TASK MATERIAL:
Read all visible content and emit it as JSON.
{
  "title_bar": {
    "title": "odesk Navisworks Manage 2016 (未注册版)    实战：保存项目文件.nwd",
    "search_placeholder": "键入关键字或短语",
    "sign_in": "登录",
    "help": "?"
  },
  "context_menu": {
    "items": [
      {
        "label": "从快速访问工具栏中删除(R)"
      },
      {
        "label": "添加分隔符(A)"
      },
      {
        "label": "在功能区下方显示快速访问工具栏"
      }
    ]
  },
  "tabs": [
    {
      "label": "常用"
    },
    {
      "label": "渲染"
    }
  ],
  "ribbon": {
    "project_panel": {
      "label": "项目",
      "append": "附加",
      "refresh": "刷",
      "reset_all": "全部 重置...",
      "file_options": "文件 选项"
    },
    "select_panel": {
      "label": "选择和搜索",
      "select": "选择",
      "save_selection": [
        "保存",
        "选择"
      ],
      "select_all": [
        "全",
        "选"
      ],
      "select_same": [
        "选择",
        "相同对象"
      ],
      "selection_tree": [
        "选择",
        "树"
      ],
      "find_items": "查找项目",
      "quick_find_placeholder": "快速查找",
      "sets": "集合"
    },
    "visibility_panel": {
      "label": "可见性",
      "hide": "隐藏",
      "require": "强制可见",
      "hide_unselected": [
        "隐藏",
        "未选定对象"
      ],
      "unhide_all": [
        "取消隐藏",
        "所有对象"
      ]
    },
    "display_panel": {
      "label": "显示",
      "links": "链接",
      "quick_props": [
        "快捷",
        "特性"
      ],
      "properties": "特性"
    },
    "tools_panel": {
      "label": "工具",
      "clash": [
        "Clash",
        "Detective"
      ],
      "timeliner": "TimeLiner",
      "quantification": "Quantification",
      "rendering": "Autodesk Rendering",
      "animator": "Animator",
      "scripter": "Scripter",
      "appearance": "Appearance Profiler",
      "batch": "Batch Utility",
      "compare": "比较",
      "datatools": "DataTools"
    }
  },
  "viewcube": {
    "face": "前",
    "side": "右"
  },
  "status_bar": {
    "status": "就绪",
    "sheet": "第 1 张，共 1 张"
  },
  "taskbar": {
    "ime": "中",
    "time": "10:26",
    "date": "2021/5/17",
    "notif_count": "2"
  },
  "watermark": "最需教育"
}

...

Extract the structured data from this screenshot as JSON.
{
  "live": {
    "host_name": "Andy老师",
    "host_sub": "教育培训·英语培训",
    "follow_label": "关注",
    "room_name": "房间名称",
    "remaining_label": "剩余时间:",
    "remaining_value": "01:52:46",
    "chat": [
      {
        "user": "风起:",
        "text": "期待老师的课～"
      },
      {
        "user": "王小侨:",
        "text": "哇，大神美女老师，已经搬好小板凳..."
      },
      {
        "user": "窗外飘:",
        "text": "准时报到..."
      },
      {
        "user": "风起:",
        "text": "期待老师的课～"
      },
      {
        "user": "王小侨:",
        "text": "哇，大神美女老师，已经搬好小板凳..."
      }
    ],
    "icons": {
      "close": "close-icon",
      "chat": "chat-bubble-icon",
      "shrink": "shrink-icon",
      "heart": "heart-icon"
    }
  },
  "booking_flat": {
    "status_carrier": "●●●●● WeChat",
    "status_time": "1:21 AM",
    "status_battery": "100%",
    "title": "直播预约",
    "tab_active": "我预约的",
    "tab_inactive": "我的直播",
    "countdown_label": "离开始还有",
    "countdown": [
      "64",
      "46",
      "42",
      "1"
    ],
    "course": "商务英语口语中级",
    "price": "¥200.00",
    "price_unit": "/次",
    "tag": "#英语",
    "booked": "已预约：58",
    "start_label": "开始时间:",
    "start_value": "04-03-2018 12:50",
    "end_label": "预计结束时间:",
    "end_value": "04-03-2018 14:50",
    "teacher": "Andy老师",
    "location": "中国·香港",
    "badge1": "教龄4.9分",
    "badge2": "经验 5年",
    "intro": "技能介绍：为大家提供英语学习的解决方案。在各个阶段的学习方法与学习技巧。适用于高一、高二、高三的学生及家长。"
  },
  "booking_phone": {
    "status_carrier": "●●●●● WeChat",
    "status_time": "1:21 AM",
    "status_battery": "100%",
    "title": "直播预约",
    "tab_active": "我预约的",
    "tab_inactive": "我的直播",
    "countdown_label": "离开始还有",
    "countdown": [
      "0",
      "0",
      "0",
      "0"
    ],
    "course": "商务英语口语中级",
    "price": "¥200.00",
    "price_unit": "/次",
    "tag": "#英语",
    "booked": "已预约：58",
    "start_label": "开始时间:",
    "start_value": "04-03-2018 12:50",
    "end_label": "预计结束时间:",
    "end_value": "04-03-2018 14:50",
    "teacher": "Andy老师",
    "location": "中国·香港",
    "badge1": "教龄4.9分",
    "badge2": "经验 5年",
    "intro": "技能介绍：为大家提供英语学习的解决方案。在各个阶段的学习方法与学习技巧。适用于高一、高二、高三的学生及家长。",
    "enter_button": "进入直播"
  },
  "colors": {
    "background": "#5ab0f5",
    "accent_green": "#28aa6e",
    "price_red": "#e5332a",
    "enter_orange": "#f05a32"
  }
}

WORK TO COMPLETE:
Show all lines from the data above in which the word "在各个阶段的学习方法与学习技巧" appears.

YOUR RESPONSE:
    "intro": "技能介绍：为大家提供英语学习的解决方案。在各个阶段的学习方法与学习技巧。适用于高一、高二、高三的学生及家长。"
    "intro": "技能介绍：为大家提供英语学习的解决方案。在各个阶段的学习方法与学习技巧。适用于高一、高二、高三的学生及家长。",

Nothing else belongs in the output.